"We don't want to deploy gas. We ain't gonna use gas," he said, and went on to tell protesters that as far as he was concerned, they could stay the night in the intersection. While it was his job to get delegates in and out and he wouldn't hesitate to clear necessary intersections, this, he said, was not one of them. "You can protest all you want," he said. "You got my word on that."
While the chief was clear on a no-tear gas policy (at least for the 19th and I intersection), he did not say anything about the use of pepper spray, which made one of several appearances of the day a bit later one street over. Around 12:30 p.m., the anarchists under the black flag -- many of whom dressed to look like either subcommandante Marcos or Taliban women -- rallied around a wheel-borne dumpster at 20th and Pennsylvania, and began rolling it east on I Street. Turning the receptacle south on I Street, the crowd moved towards a police barricade not far from the corner of H Street. About three-fourths of the way down, police suddenly let fly streams of pepper spray, sending many scrambling back up the street and causing more than a few to collapse in pain. The anarchist-led throng renewed its advance, however, gradually moving closer, accompanied by a phalanx of media. A squad of police motorcycles rounded the corner behind the barricade, ratcheting up the tension. Once again, Ananda Daas from Humbolt County was on hand, tulip petals tucked in his waistband, but he seemed more than a little cautious about putting his mellow vibe between twitchy cops and strident anarchists. But then, Executive Assistant Police Chief Terrance Gainer -- he who on Saturday had speciously held that the presence of culinary pepper at the Mobilization for Global Justice's now-forcibly demobilized headquarters was a potential ingredient for homemade pepper spray -- appeared on the scene, pleading for "de-escalation."

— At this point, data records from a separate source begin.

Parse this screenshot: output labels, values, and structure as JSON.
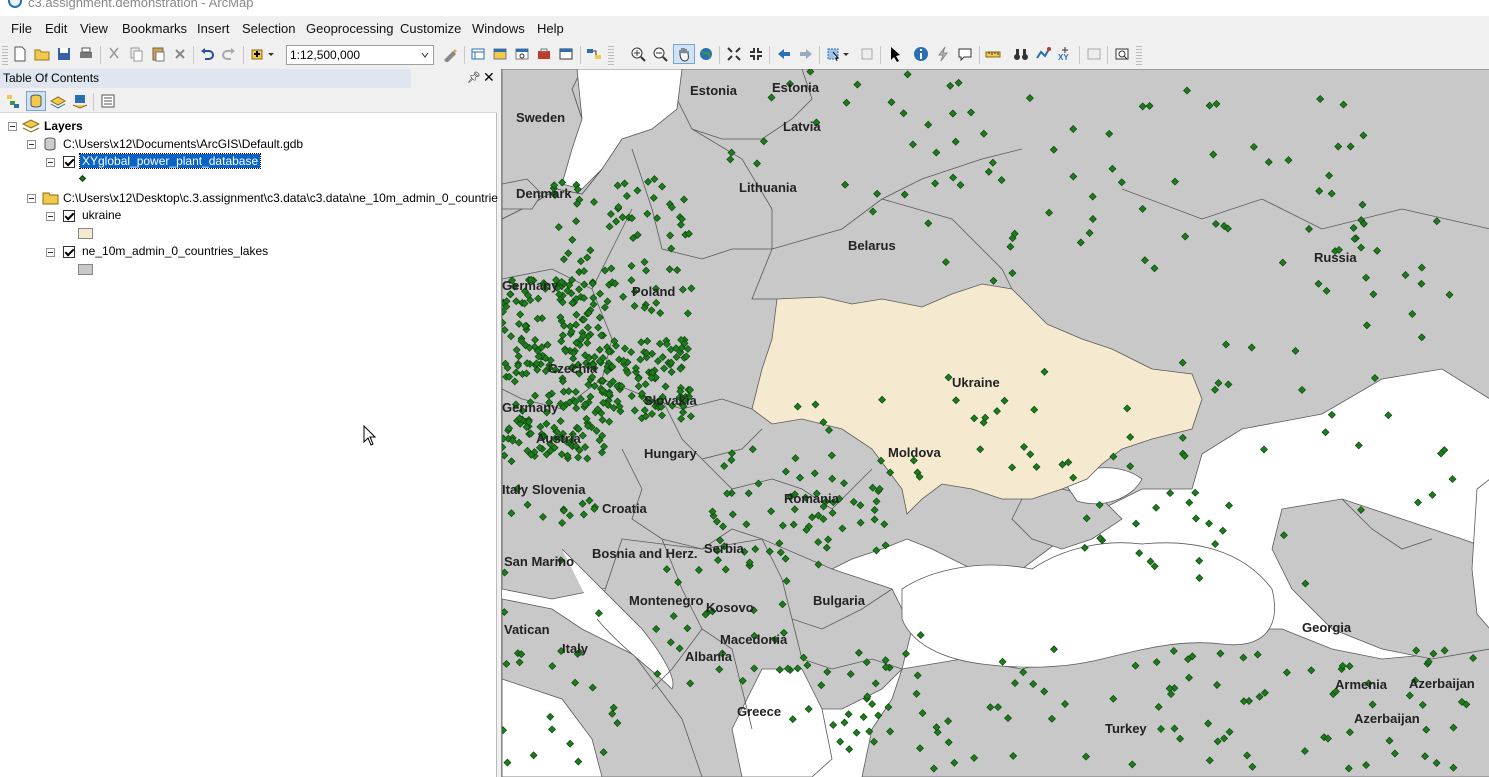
{
  "window": {
    "title": "c3.assignment.demonstration - ArcMap"
  },
  "menu": [
    "File",
    "Edit",
    "View",
    "Bookmarks",
    "Insert",
    "Selection",
    "Geoprocessing",
    "Customize",
    "Windows",
    "Help"
  ],
  "toolbar": {
    "scale": "1:12,500,000"
  },
  "toc": {
    "title": "Table Of Contents",
    "root_label": "Layers",
    "groups": [
      {
        "path": "C:\\Users\\x12\\Documents\\ArcGIS\\Default.gdb",
        "layers": [
          {
            "name": "XYglobal_power_plant_database",
            "selected": true,
            "symbol": "point",
            "color": "#1a7c1a"
          }
        ]
      },
      {
        "path": "C:\\Users\\x12\\Desktop\\c.3.assignment\\c3.data\\c3.data\\ne_10m_admin_0_countrie",
        "layers": [
          {
            "name": "ukraine",
            "selected": false,
            "symbol": "polygon",
            "color": "#f5ead0"
          },
          {
            "name": "ne_10m_admin_0_countries_lakes",
            "selected": false,
            "symbol": "polygon",
            "color": "#c8c8c8"
          }
        ]
      }
    ]
  },
  "map": {
    "colors": {
      "land": "#c8c8c8",
      "ukraine": "#f5ead0",
      "water": "#ffffff",
      "plants": "#1a7c1a",
      "border": "#5a5a5a"
    },
    "labels": [
      "Estonia",
      "Estonia",
      "Sweden",
      "Latvia",
      "Denmark",
      "Lithuania",
      "Belarus",
      "Russia",
      "Germany",
      "Poland",
      "Czechia",
      "Ukraine",
      "Germany",
      "Slovakia",
      "Austria",
      "Hungary",
      "Moldova",
      "Italy",
      "Slovenia",
      "Romania",
      "Croatia",
      "Serbia",
      "San Marino",
      "Bosnia and Herz.",
      "Montenegro",
      "Kosovo",
      "Bulgaria",
      "Vatican",
      "Georgia",
      "Italy",
      "Macedonia",
      "Albania",
      "Armenia",
      "Azerbaijan",
      "Greece",
      "Turkey",
      "Azerbaijan"
    ]
  }
}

"Lower the gas guns," he ordered his officers, asking "everybody just chill out." After being called "the biggest [expletive deleted] hypocrite I've ever seen" and other sundry epithets, the District's number two police officer engaged protesters in what very well may be the longest discussion ever held on the protocol of Metropolitan Police Department badges. The absence of badges on the shirts or jackets of a few officers drew the ire of the anarchists, who vitriolically characterized the officers as everything from lawbreakers to intelligence agents. Gainer tried to explain that as the day had started out with intermittent rain and was currently sunny, the officers had changed jackets and shirts several times and hadn't always had the time to transfer their badges. The protesters were having none of it. But by early afternoon, most had drifted away -- not just at 18th and I, but elsewhere, too. The meetings of the IMF and the World Bank had not, as the day's organizers intended, been shut down. Nonetheless, numerous delegates were inconvenienced, and all involved in the attempt could feel proud at having helped necessitate the shutdown of 50 downtown blocks. As of Sunday night, protesters were updating their plans, strategizing for another round of direct actions on Monday.